One popular historian of the Constitutional Convention has called that event the "Miracle at Philadelphia." Many Americans, then and now, believe in the doctrine of American exceptionalism, the idea that Americans have been chosen and blessed by God to accomplish a certain mission to the rest of the world. Tocqueville admires the American federal system, but he has a more clear-eyed view of it.


·         There are advantages to living in small nations, and advantages to living in large nations. What are these? And how does this relate to the American federal system?

·         Separation of powers, federal and state, is an important principle of the Constitution. What logic provides this separation? Which government entity should be responsible for what sort of powers?

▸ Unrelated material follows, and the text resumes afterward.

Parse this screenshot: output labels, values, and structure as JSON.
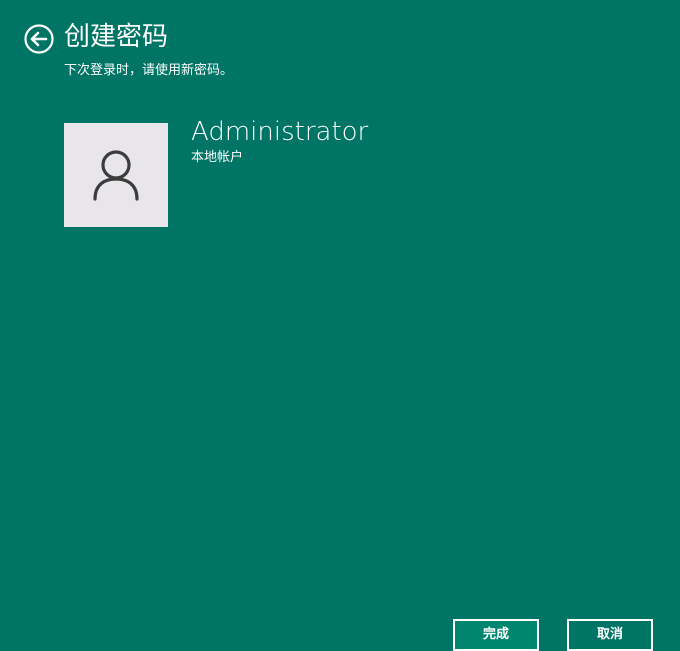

·         Tocqueville thinks that American federalism is a wonderful thing for Americans. Would he advise bringing it home to France? (Another way of asking, Is it God or the Atlantic Ocean that has blessed America?)


Separation of powers is a fundamentally American doctrine written into the Constitution. Read the explanation of this in James Madison's (or was it Alexander Hamilton's?) Federalist Paper No. 51. To find it, go to the Federalist Papers website.

Lecture makes reference to three of Prof. Isern’s web pages, the first explaining the rectangular survey system, the second detailing compromises at the Constitutional Convention, and third providing the text of "The Grand Constitution."

Film Review

Jefferson in Paris

While the Constitution was being written and debated, Jefferson was in France as ambassador. The exploration of the interaction of public ideals and personal life in this film provides plenty of grist for discussion.

Book Review

MacDonald, Novus Ordo Seclorum


Dougherty, Collective Action Under the Articles of Confederation


Barrow, The Political and Economic Thought of Charles A. Beard


Harper, American Machiavelli


Goldwin, From Parchment to Power